Showing posts with label Wonderland. Show all posts
Showing posts with label Wonderland. Show all posts

Friday, 2 May 2014

Wonderland - Review

Review originally posted at
Venue: Seymour Centre (Chippendale NSW), Apr 8 – 12, 2014
Playwright: Alexandra Howard
Directors: Alexandra Howard, Kate Clark
Actors: Alexandra Howard, Samuel Doyle

Theatre review
Art should be created by anyone who has the desire to do so. Some would argue that the artistic process can sometimes be found in a vacuum, but performance, by definition, requires an audience, and this in turn implies that communication occurs, and the presence of that audience is often taken into consideration by the artist.

Wonderland is written, directed and performed by Alexandra Howard. It is a personal work by a very ambitious young woman about love and romance. She digs very deep for her creation, and there is a strong sense of catharsis about her expression, but its intensely introspective approach makes connection difficult. Howard is earnest, but she is also highly idiosyncratic. Without a greater effort to understand how her work is read, she often leaves us high and dry, and frankly quite uninterested in the show’s two characters or what they have to say.

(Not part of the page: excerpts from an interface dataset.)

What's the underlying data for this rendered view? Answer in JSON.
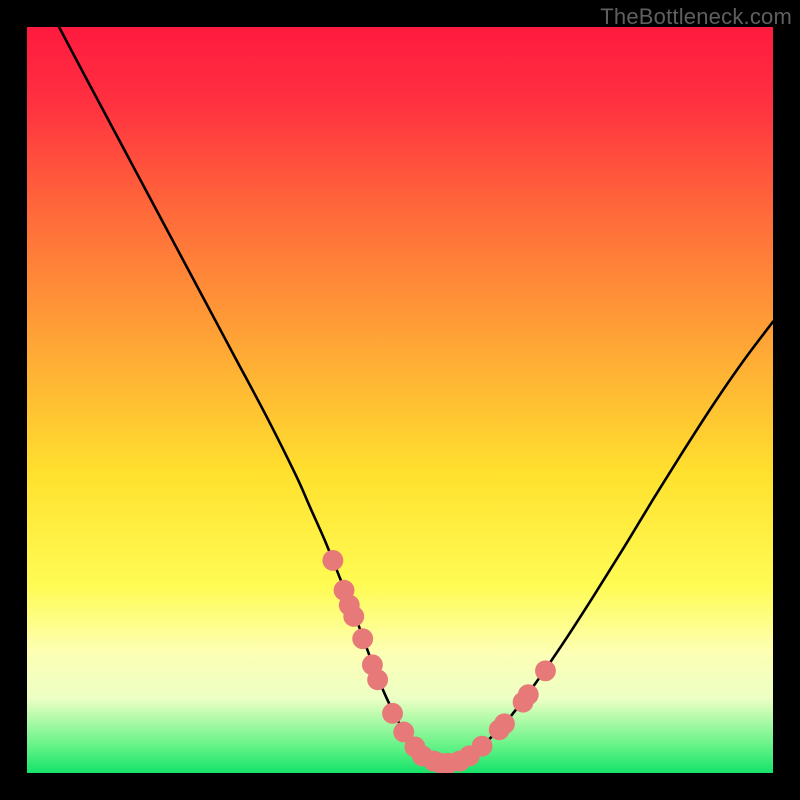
{
  "watermark": "TheBottleneck.com",
  "chart_data": {
    "type": "line",
    "title": "",
    "xlabel": "",
    "ylabel": "",
    "xlim": [
      0,
      100
    ],
    "ylim": [
      0,
      100
    ],
    "background_gradient": {
      "stops": [
        {
          "pos": 0.0,
          "color": "#ff1a3f"
        },
        {
          "pos": 0.1,
          "color": "#ff3040"
        },
        {
          "pos": 0.25,
          "color": "#ff6a3a"
        },
        {
          "pos": 0.45,
          "color": "#ffae35"
        },
        {
          "pos": 0.6,
          "color": "#ffe12e"
        },
        {
          "pos": 0.75,
          "color": "#fffc55"
        },
        {
          "pos": 0.84,
          "color": "#fdffb5"
        },
        {
          "pos": 0.9,
          "color": "#ecffc4"
        },
        {
          "pos": 0.96,
          "color": "#6cf48a"
        },
        {
          "pos": 1.0,
          "color": "#15e36a"
        }
      ]
    },
    "series": [
      {
        "name": "bottleneck-curve",
        "color": "#000000",
        "x": [
          4.3,
          8,
          12,
          16,
          20,
          24,
          28,
          32,
          36,
          38,
          40,
          42,
          44,
          46,
          48,
          50,
          52,
          54,
          56,
          58,
          60,
          64,
          68,
          72,
          76,
          80,
          84,
          88,
          92,
          96,
          100
        ],
        "y": [
          100,
          93,
          85.5,
          78,
          70.5,
          63,
          55.5,
          48,
          40,
          35.5,
          31,
          26,
          21,
          15.5,
          10.5,
          6.5,
          3.5,
          1.8,
          1.2,
          1.5,
          2.8,
          6.6,
          11.8,
          17.6,
          23.8,
          30.2,
          36.8,
          43.2,
          49.4,
          55.2,
          60.5
        ]
      }
    ],
    "marker_points": {
      "name": "highlighted-range",
      "color": "#e77a78",
      "radius": 1.4,
      "points": [
        {
          "x": 41.0,
          "y": 28.5
        },
        {
          "x": 42.5,
          "y": 24.5
        },
        {
          "x": 43.2,
          "y": 22.5
        },
        {
          "x": 43.8,
          "y": 21.0
        },
        {
          "x": 45.0,
          "y": 18.0
        },
        {
          "x": 46.3,
          "y": 14.5
        },
        {
          "x": 47.0,
          "y": 12.5
        },
        {
          "x": 49.0,
          "y": 8.0
        },
        {
          "x": 50.5,
          "y": 5.5
        },
        {
          "x": 52.0,
          "y": 3.5
        },
        {
          "x": 53.0,
          "y": 2.3
        },
        {
          "x": 54.5,
          "y": 1.6
        },
        {
          "x": 55.5,
          "y": 1.3
        },
        {
          "x": 56.5,
          "y": 1.3
        },
        {
          "x": 58.0,
          "y": 1.6
        },
        {
          "x": 59.3,
          "y": 2.3
        },
        {
          "x": 61.0,
          "y": 3.6
        },
        {
          "x": 63.3,
          "y": 5.8
        },
        {
          "x": 64.0,
          "y": 6.6
        },
        {
          "x": 66.5,
          "y": 9.5
        },
        {
          "x": 67.2,
          "y": 10.5
        },
        {
          "x": 69.5,
          "y": 13.7
        }
      ]
    }
  }
}
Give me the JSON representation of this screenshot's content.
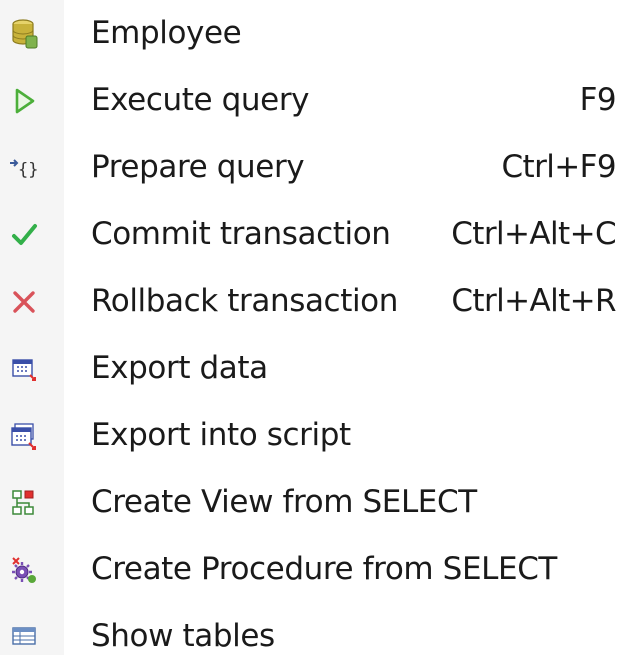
{
  "menu": {
    "items": [
      {
        "label": "Employee",
        "shortcut": "",
        "icon": "database-icon"
      },
      {
        "label": "Execute query",
        "shortcut": "F9",
        "icon": "play-icon"
      },
      {
        "label": "Prepare query",
        "shortcut": "Ctrl+F9",
        "icon": "prepare-query-icon"
      },
      {
        "label": "Commit transaction",
        "shortcut": "Ctrl+Alt+C",
        "icon": "checkmark-icon"
      },
      {
        "label": "Rollback transaction",
        "shortcut": "Ctrl+Alt+R",
        "icon": "cross-icon"
      },
      {
        "label": "Export data",
        "shortcut": "",
        "icon": "export-data-icon"
      },
      {
        "label": "Export into script",
        "shortcut": "",
        "icon": "export-script-icon"
      },
      {
        "label": "Create View from SELECT",
        "shortcut": "",
        "icon": "create-view-icon"
      },
      {
        "label": "Create Procedure from SELECT",
        "shortcut": "",
        "icon": "create-procedure-icon"
      },
      {
        "label": "Show tables",
        "shortcut": "",
        "icon": "show-tables-icon"
      }
    ]
  },
  "colors": {
    "play": "#4caf3a",
    "check": "#33b04a",
    "cross": "#d9535a",
    "database": "#c8b23a"
  }
}
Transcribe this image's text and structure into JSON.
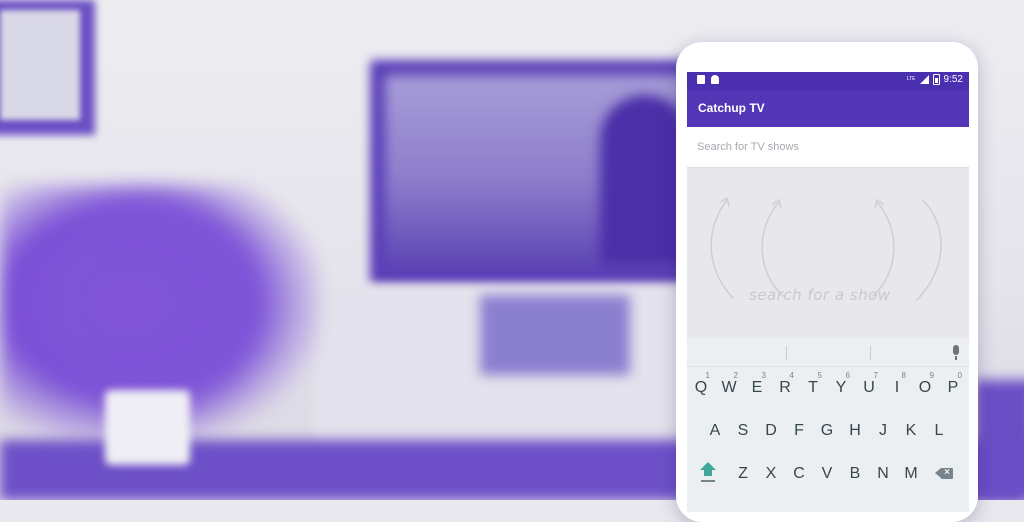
{
  "status_bar": {
    "network": "LTE",
    "time": "9:52"
  },
  "app_bar": {
    "title": "Catchup TV"
  },
  "search": {
    "placeholder": "Search for TV shows",
    "value": ""
  },
  "empty_state": {
    "hint": "search for a show"
  },
  "keyboard": {
    "row1": [
      {
        "key": "Q",
        "hint": "1"
      },
      {
        "key": "W",
        "hint": "2"
      },
      {
        "key": "E",
        "hint": "3"
      },
      {
        "key": "R",
        "hint": "4"
      },
      {
        "key": "T",
        "hint": "5"
      },
      {
        "key": "Y",
        "hint": "6"
      },
      {
        "key": "U",
        "hint": "7"
      },
      {
        "key": "I",
        "hint": "8"
      },
      {
        "key": "O",
        "hint": "9"
      },
      {
        "key": "P",
        "hint": "0"
      }
    ],
    "row2": [
      "A",
      "S",
      "D",
      "F",
      "G",
      "H",
      "J",
      "K",
      "L"
    ],
    "row3": [
      "Z",
      "X",
      "C",
      "V",
      "B",
      "N",
      "M"
    ]
  },
  "colors": {
    "status_bar": "#4a2fae",
    "app_bar": "#5236b6",
    "shift_accent": "#3fa79a",
    "background_accent": "#6a4fc4"
  },
  "icons": [
    "sd-card-icon",
    "android-icon",
    "signal-icon",
    "battery-icon",
    "mic-icon",
    "shift-icon",
    "backspace-icon"
  ]
}
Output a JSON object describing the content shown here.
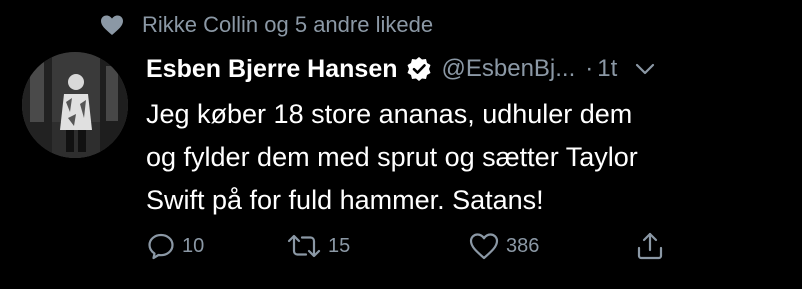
{
  "social_context": {
    "text": "Rikke Collin og 5 andre likede",
    "icon": "heart-icon"
  },
  "author": {
    "name": "Esben Bjerre Hansen",
    "handle": "@EsbenBj...",
    "verified": true,
    "avatar": "avatar"
  },
  "meta": {
    "separator": "·",
    "time": "1t"
  },
  "tweet": {
    "text": "Jeg køber 18 store ananas, udhuler dem\nog fylder dem med sprut og sætter Taylor\nSwift på for fuld hammer. Satans!"
  },
  "actions": {
    "reply": {
      "icon": "reply-icon",
      "count": "10"
    },
    "retweet": {
      "icon": "retweet-icon",
      "count": "15"
    },
    "like": {
      "icon": "like-icon",
      "count": "386"
    },
    "share": {
      "icon": "share-icon"
    }
  },
  "colors": {
    "background": "#000000",
    "text": "#ffffff",
    "secondary": "#8b98a5",
    "verified": "#ffffff"
  }
}
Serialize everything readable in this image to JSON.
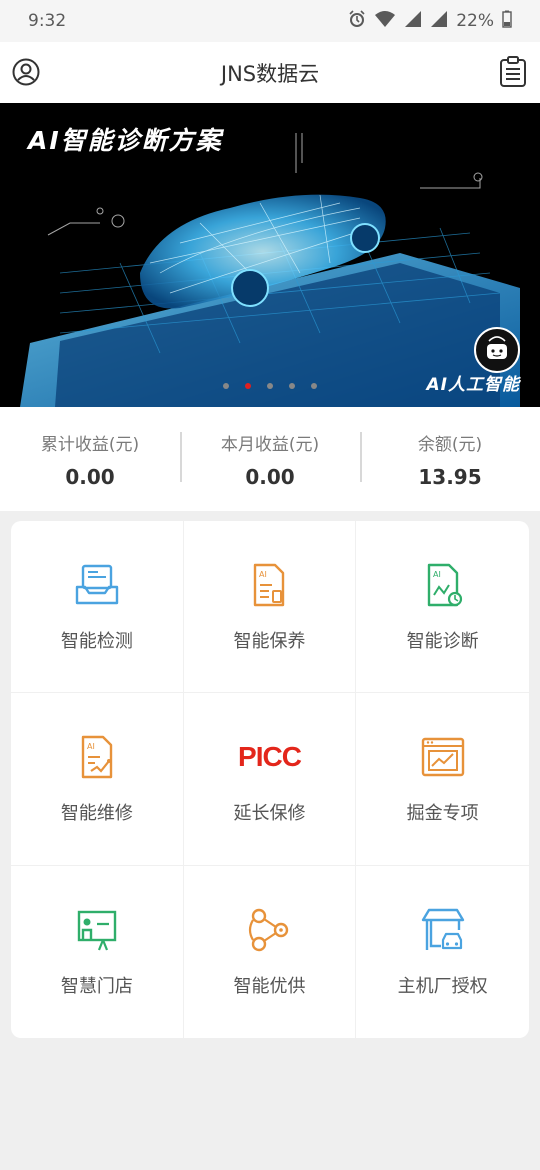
{
  "status_bar": {
    "time": "9:32",
    "battery": "22%"
  },
  "app_bar": {
    "title": "JNS数据云"
  },
  "banner": {
    "title": "AI智能诊断方案",
    "subtitle": "AI人工智能",
    "slides": 5,
    "active_slide": 2
  },
  "stats": [
    {
      "label": "累计收益(元)",
      "value": "0.00"
    },
    {
      "label": "本月收益(元)",
      "value": "0.00"
    },
    {
      "label": "余额(元)",
      "value": "13.95"
    }
  ],
  "menu": [
    {
      "label": "智能检测",
      "icon": "inbox-tray-icon",
      "color": "#4aa3e0"
    },
    {
      "label": "智能保养",
      "icon": "ai-document-icon",
      "color": "#e7923a"
    },
    {
      "label": "智能诊断",
      "icon": "ai-doc-bike-icon",
      "color": "#2fae6a"
    },
    {
      "label": "智能维修",
      "icon": "ai-doc-pen-icon",
      "color": "#e7923a"
    },
    {
      "label": "延长保修",
      "icon": "picc-logo",
      "logo_text": "PICC",
      "color": "#e3261b"
    },
    {
      "label": "掘金专项",
      "icon": "chart-window-icon",
      "color": "#e7923a"
    },
    {
      "label": "智慧门店",
      "icon": "presenter-board-icon",
      "color": "#2fae6a"
    },
    {
      "label": "智能优供",
      "icon": "share-nodes-icon",
      "color": "#e7923a"
    },
    {
      "label": "主机厂授权",
      "icon": "garage-car-icon",
      "color": "#4aa3e0"
    }
  ]
}
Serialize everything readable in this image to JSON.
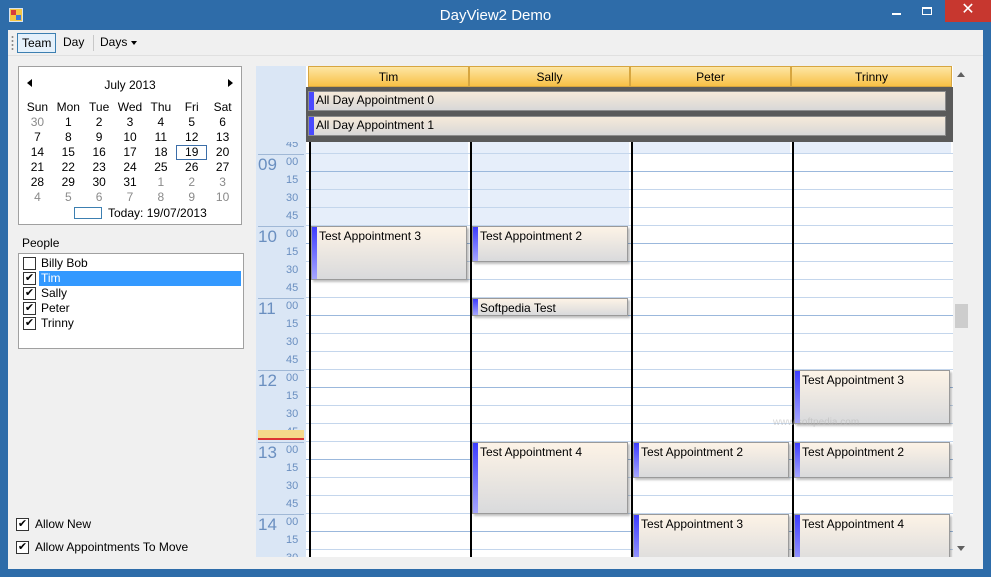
{
  "window": {
    "title": "DayView2 Demo",
    "close_glyph": "✕"
  },
  "toolbar": {
    "team": "Team",
    "day": "Day",
    "days": "Days"
  },
  "calendar": {
    "month_title": "July 2013",
    "weekdays": [
      "Sun",
      "Mon",
      "Tue",
      "Wed",
      "Thu",
      "Fri",
      "Sat"
    ],
    "weeks": [
      [
        "30",
        "1",
        "2",
        "3",
        "4",
        "5",
        "6"
      ],
      [
        "7",
        "8",
        "9",
        "10",
        "11",
        "12",
        "13"
      ],
      [
        "14",
        "15",
        "16",
        "17",
        "18",
        "19",
        "20"
      ],
      [
        "21",
        "22",
        "23",
        "24",
        "25",
        "26",
        "27"
      ],
      [
        "28",
        "29",
        "30",
        "31",
        "1",
        "2",
        "3"
      ],
      [
        "4",
        "5",
        "6",
        "7",
        "8",
        "9",
        "10"
      ]
    ],
    "selected_day": "19",
    "today_text": "Today: 19/07/2013"
  },
  "people": {
    "label": "People",
    "items": [
      {
        "name": "Billy Bob",
        "checked": false,
        "check": ""
      },
      {
        "name": "Tim",
        "checked": true,
        "check": "✔"
      },
      {
        "name": "Sally",
        "checked": true,
        "check": "✔"
      },
      {
        "name": "Peter",
        "checked": true,
        "check": "✔"
      },
      {
        "name": "Trinny",
        "checked": true,
        "check": "✔"
      }
    ]
  },
  "options": {
    "allow_new": "Allow New",
    "allow_move": "Allow Appointments To Move",
    "check": "✔"
  },
  "dayview": {
    "columns": [
      "Tim",
      "Sally",
      "Peter",
      "Trinny"
    ],
    "all_day": [
      "All Day Appointment 0",
      "All Day Appointment 1"
    ],
    "times": [
      {
        "hour": "",
        "min": "45"
      },
      {
        "hour": "09",
        "min": "00"
      },
      {
        "hour": "",
        "min": "15"
      },
      {
        "hour": "",
        "min": "30"
      },
      {
        "hour": "",
        "min": "45"
      },
      {
        "hour": "10",
        "min": "00"
      },
      {
        "hour": "",
        "min": "15"
      },
      {
        "hour": "",
        "min": "30"
      },
      {
        "hour": "",
        "min": "45"
      },
      {
        "hour": "11",
        "min": "00"
      },
      {
        "hour": "",
        "min": "15"
      },
      {
        "hour": "",
        "min": "30"
      },
      {
        "hour": "",
        "min": "45"
      },
      {
        "hour": "12",
        "min": "00"
      },
      {
        "hour": "",
        "min": "15"
      },
      {
        "hour": "",
        "min": "30"
      },
      {
        "hour": "",
        "min": "45"
      },
      {
        "hour": "13",
        "min": "00"
      },
      {
        "hour": "",
        "min": "15"
      },
      {
        "hour": "",
        "min": "30"
      },
      {
        "hour": "",
        "min": "45"
      },
      {
        "hour": "14",
        "min": "00"
      },
      {
        "hour": "",
        "min": "15"
      },
      {
        "hour": "",
        "min": "30"
      }
    ],
    "appointments": [
      {
        "label": "Test Appointment 3",
        "column": "Tim",
        "start": "10:00",
        "end": "10:45"
      },
      {
        "label": "Test Appointment 2",
        "column": "Sally",
        "start": "10:00",
        "end": "10:30"
      },
      {
        "label": "Softpedia Test",
        "column": "Sally",
        "start": "11:00",
        "end": "11:15"
      },
      {
        "label": "Test Appointment 3",
        "column": "Trinny",
        "start": "12:00",
        "end": "12:45"
      },
      {
        "label": "Test Appointment 4",
        "column": "Sally",
        "start": "13:00",
        "end": "14:00"
      },
      {
        "label": "Test Appointment 2",
        "column": "Peter",
        "start": "13:00",
        "end": "13:30"
      },
      {
        "label": "Test Appointment 2",
        "column": "Trinny",
        "start": "13:00",
        "end": "13:30"
      },
      {
        "label": "Test Appointment 3",
        "column": "Peter",
        "start": "14:00",
        "end": "14:45"
      },
      {
        "label": "Test Appointment 4",
        "column": "Trinny",
        "start": "14:00",
        "end": "14:45"
      }
    ],
    "watermark": "www.softpedia.com"
  }
}
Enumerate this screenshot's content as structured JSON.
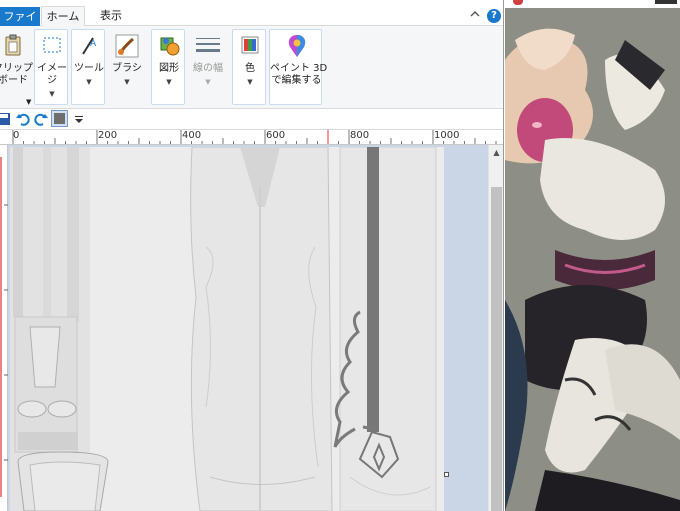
{
  "ribbon": {
    "tabs": [
      {
        "label": "ファイル"
      },
      {
        "label": "ホーム"
      },
      {
        "label": "表示"
      }
    ],
    "help_label": "?",
    "groups": {
      "clipboard": {
        "label": "クリップ\nボード"
      },
      "image": {
        "label": "イメージ"
      },
      "tools": {
        "label": "ツール"
      },
      "brush": {
        "label": "ブラシ"
      },
      "shapes": {
        "label": "図形"
      },
      "line_width": {
        "label": "線の幅"
      },
      "colors": {
        "label": "色"
      },
      "paint3d": {
        "label": "ペイント 3D\nで編集する"
      }
    }
  },
  "ruler": {
    "labels": [
      "0",
      "200",
      "400",
      "600",
      "800",
      "1000"
    ]
  },
  "colors": {
    "accent": "#1979ca",
    "ruler_marker": "#e03030",
    "workspace": "#cad6e6",
    "canvas": "#ececec"
  },
  "icons": {
    "save": "save-icon",
    "undo": "undo-icon",
    "redo": "redo-icon",
    "customize": "customize-qat-icon"
  }
}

Max is played by Samuel Doyle who shows surprising conviction and confidence. He works intelligently with the strengths and weaknesses of the script, and finds moments of drama to give the production some much needed variation in tone. There is no doubt that his potential is clearly on display, and would benefit from stronger direction and a more interesting story.

Memories of young love usually fades with time and maturity. It is easy to forget the range of emotions that comes only with youth, but they are represented in Wonderland. Sophistication and humour, however, are not often found in the young, and in the theatre, they are indispensable.

Saturday, 19 April 2014

Construction of the Human Heart - Review

Reviewed by Nathan Finger
Construction of the Human Heart (2007) is Australian playwright Ross Mueller’s exploration of grief. It features two playwrights who are trying to write a play about two playwrights who are trying to write a play. This description probably already has a lot of people rolling their eyes – ‘yet another self-aware play about theatre, like we need that.’ Mueller’s play starts out looking like it is going to be another extended navel-gazing exercise. But then something different happens.

This isn’t a play about theatre, per se. Yes, it is self-aware, but it’s about something much more genuine: it is a study of the grieving process. Actors Michael Cullen and Cat Martin play two characters who are only ever referred to as Him and Her. The couple are a playwriting duo who have recently lost their only son, Tom, to some unspecified disease or accident. The play they are attempting to write is their way of coping. ‘I make up stories about him’, she says, stories where he is still alive and well. This is all they have, this is their coping mechanism. Together they relive and rehash the past, recreating the moments when they were happy and whole. It’s the only thing that keeps them going, but it cannot block out the pain of the present, nor adequately substitute the past.

As far as plot goes this is pretty much it. But the draw card for this production is the performances. Cullen and Martin have a real chemistry on stage. They both manage to capture that ever so slightly pretentious, faux-intellectual quality of the would-be, brilliant playwright. But behind this front they both allow the gut-wrenching grief they carry to slowly leak out, and we witness their struggle and gradual collapse. Indeed the two have been brought to breaking point and we get to see the conflict that arises between them brought on by the pain. They are obviously a couple that love each other dearly, but the loss of their son has placed a tremendous strain on their relationship, and even at the close of the play we cannot tell if they will be able to weather the tragedy. To see two actors allowing themselves to be totally vulnerable on stage is rare and moving treat.

Construction of the Human Heart may not be a play for everybody. Director Dino Dimitriadis offers up an empty stage, two chairs and pages of typed script, made to resemble the most basic of rehearsal spaces. The dialogue can be a little overly flowery in places. But there is a genuine and tragic story about what grief does and how people struggle to live with it to be told. There may not be a lot of plot, but this play more than stands up on the strength of its performances, which are well worth the trip in to see.

Construction of the Human Heart is playing at the Tap Gallery until the 3rd of May. For more information see: